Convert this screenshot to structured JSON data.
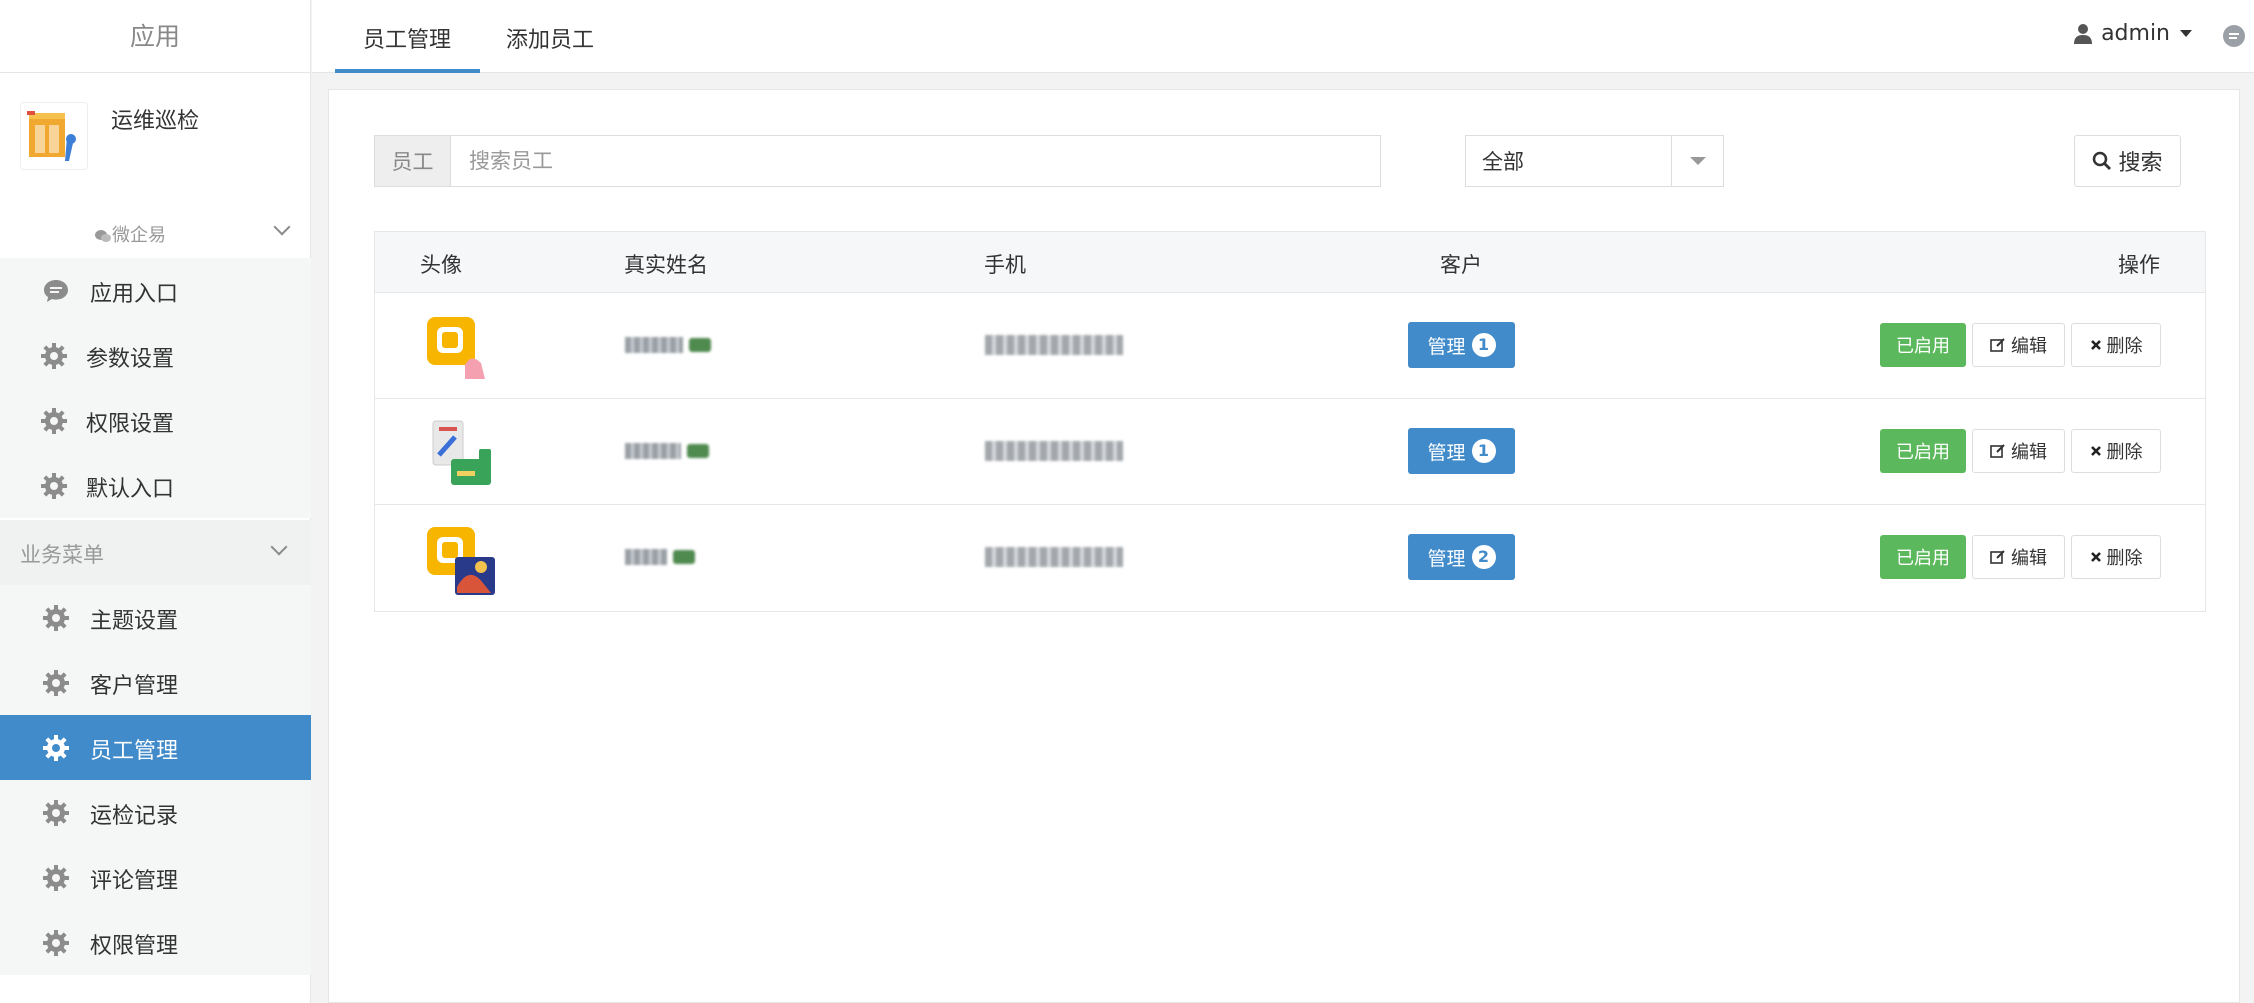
{
  "sidebar": {
    "title": "应用",
    "app_name": "运维巡检",
    "group1_label": "微企易",
    "group1_items": [
      {
        "label": "应用入口",
        "icon": "chat-bubble-icon"
      },
      {
        "label": "参数设置",
        "icon": "gear-icon"
      },
      {
        "label": "权限设置",
        "icon": "gear-icon"
      },
      {
        "label": "默认入口",
        "icon": "gear-icon"
      }
    ],
    "group2_label": "业务菜单",
    "group2_items": [
      {
        "label": "主题设置",
        "icon": "gear-icon"
      },
      {
        "label": "客户管理",
        "icon": "gear-icon"
      },
      {
        "label": "员工管理",
        "icon": "gear-icon",
        "active": true
      },
      {
        "label": "运检记录",
        "icon": "gear-icon"
      },
      {
        "label": "评论管理",
        "icon": "gear-icon"
      },
      {
        "label": "权限管理",
        "icon": "gear-icon"
      }
    ]
  },
  "header": {
    "tabs": [
      {
        "label": "员工管理",
        "active": true
      },
      {
        "label": "添加员工",
        "active": false
      }
    ],
    "user": "admin"
  },
  "filters": {
    "search_addon": "员工",
    "search_placeholder": "搜索员工",
    "search_value": "",
    "select_value": "全部",
    "search_button": "搜索"
  },
  "table": {
    "columns": [
      "头像",
      "真实姓名",
      "手机",
      "客户",
      "操作"
    ],
    "rows": [
      {
        "manage_label": "管理",
        "customer_count": "1",
        "status": "已启用",
        "edit": "编辑",
        "delete": "删除"
      },
      {
        "manage_label": "管理",
        "customer_count": "1",
        "status": "已启用",
        "edit": "编辑",
        "delete": "删除"
      },
      {
        "manage_label": "管理",
        "customer_count": "2",
        "status": "已启用",
        "edit": "编辑",
        "delete": "删除"
      }
    ]
  },
  "colors": {
    "primary": "#428bca",
    "success": "#5cb85c",
    "sidebar_bg": "#f5f7f7"
  }
}
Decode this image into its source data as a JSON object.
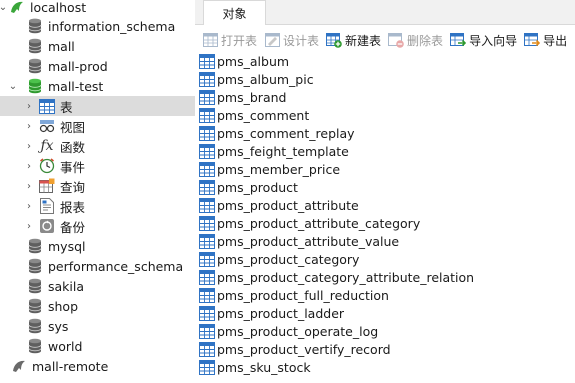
{
  "sidebar": {
    "connection": "localhost",
    "databases": {
      "information_schema": "information_schema",
      "mall": "mall",
      "mall_prod": "mall-prod",
      "mall_test": "mall-test",
      "mysql": "mysql",
      "performance_schema": "performance_schema",
      "sakila": "sakila",
      "shop": "shop",
      "sys": "sys",
      "world": "world"
    },
    "mall_test_children": {
      "tables": "表",
      "views": "视图",
      "functions": "函数",
      "events": "事件",
      "queries": "查询",
      "reports": "报表",
      "backups": "备份"
    },
    "remote_connection": "mall-remote"
  },
  "tabs": {
    "objects": "对象"
  },
  "toolbar": {
    "open_table": "打开表",
    "design_table": "设计表",
    "new_table": "新建表",
    "delete_table": "删除表",
    "import_wizard": "导入向导",
    "export_wizard": "导出"
  },
  "tables": [
    "pms_album",
    "pms_album_pic",
    "pms_brand",
    "pms_comment",
    "pms_comment_replay",
    "pms_feight_template",
    "pms_member_price",
    "pms_product",
    "pms_product_attribute",
    "pms_product_attribute_category",
    "pms_product_attribute_value",
    "pms_product_category",
    "pms_product_category_attribute_relation",
    "pms_product_full_reduction",
    "pms_product_ladder",
    "pms_product_operate_log",
    "pms_product_vertify_record",
    "pms_sku_stock"
  ],
  "colors": {
    "connection_green": "#3aa63a",
    "database_gray": "#6a6a6a",
    "table_blue": "#2f73c4",
    "selection": "#dcdcdc"
  }
}
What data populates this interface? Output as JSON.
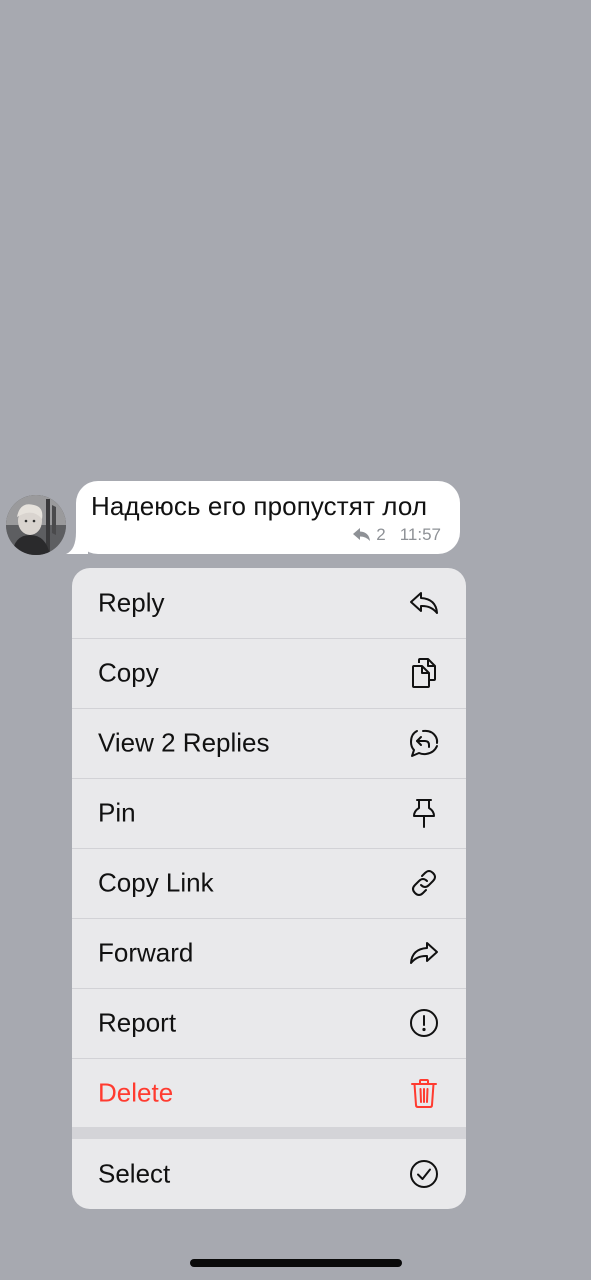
{
  "message": {
    "text": "Надеюсь его пропустят лол",
    "reply_count": "2",
    "time": "11:57",
    "reply_icon": "reply-arrow-icon"
  },
  "avatar": {
    "icon": "user-avatar-photo"
  },
  "menu": {
    "items": [
      {
        "label": "Reply",
        "icon": "reply-icon"
      },
      {
        "label": "Copy",
        "icon": "copy-icon"
      },
      {
        "label": "View 2 Replies",
        "icon": "replies-thread-icon"
      },
      {
        "label": "Pin",
        "icon": "pin-icon"
      },
      {
        "label": "Copy Link",
        "icon": "link-icon"
      },
      {
        "label": "Forward",
        "icon": "forward-icon"
      },
      {
        "label": "Report",
        "icon": "exclamation-circle-icon"
      },
      {
        "label": "Delete",
        "icon": "trash-icon"
      }
    ],
    "select": {
      "label": "Select",
      "icon": "checkmark-circle-icon"
    }
  },
  "colors": {
    "background": "#a7a9b0",
    "menu": "#e9e9eb",
    "danger": "#ff3b30",
    "bubble": "#ffffff",
    "meta": "#8e9196"
  }
}
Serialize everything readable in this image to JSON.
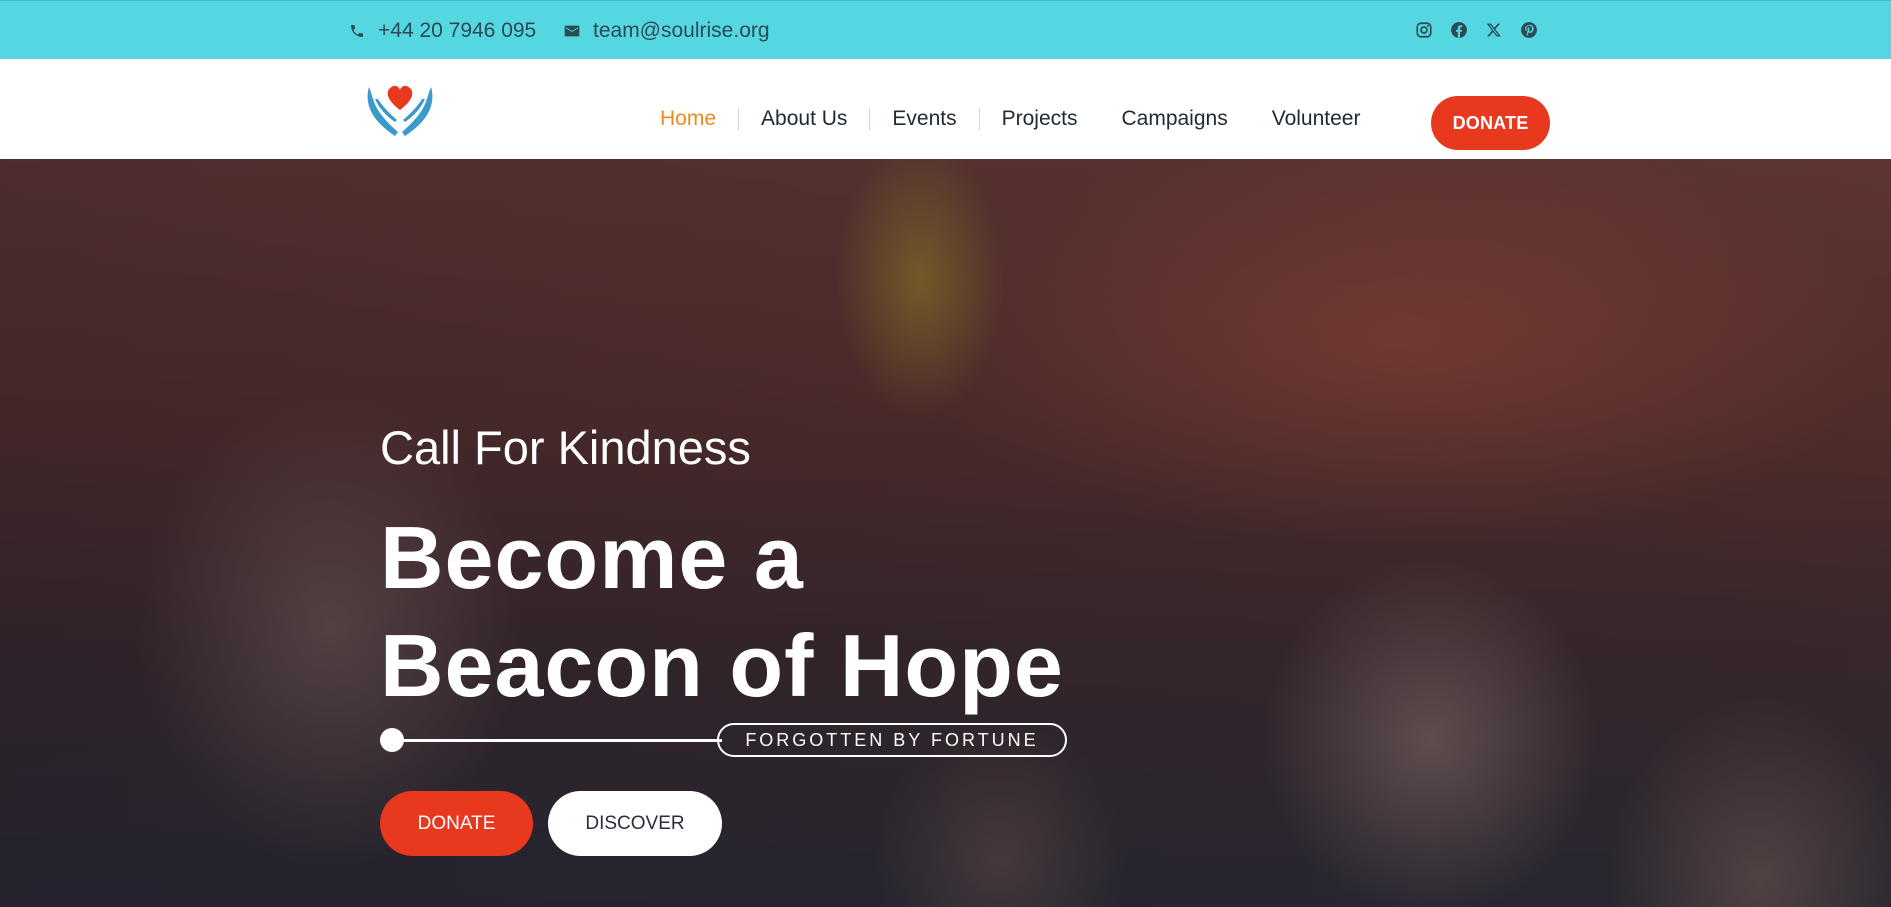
{
  "topbar": {
    "phone": "+44 20 7946 095",
    "email": "team@soulrise.org",
    "phone_icon": "phone-icon",
    "email_icon": "mail-icon",
    "socials": [
      "instagram-icon",
      "facebook-icon",
      "x-icon",
      "pinterest-icon"
    ]
  },
  "nav": {
    "logo_icon": "heart-hands-logo",
    "items": [
      {
        "label": "Home",
        "active": true
      },
      {
        "label": "About Us"
      },
      {
        "label": "Events"
      },
      {
        "label": "Projects"
      },
      {
        "label": "Campaigns"
      },
      {
        "label": "Volunteer"
      }
    ],
    "donate_label": "DONATE"
  },
  "hero": {
    "eyebrow": "Call For Kindness",
    "headline_line1": "Become a",
    "headline_line2": "Beacon of Hope",
    "tagline": "FORGOTTEN BY FORTUNE",
    "donate_label": "DONATE",
    "discover_label": "DISCOVER"
  },
  "colors": {
    "topbar": "#55d7e1",
    "accent": "#e8391f",
    "active_nav": "#f08a1c"
  }
}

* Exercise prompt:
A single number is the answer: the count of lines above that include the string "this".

* Response:
4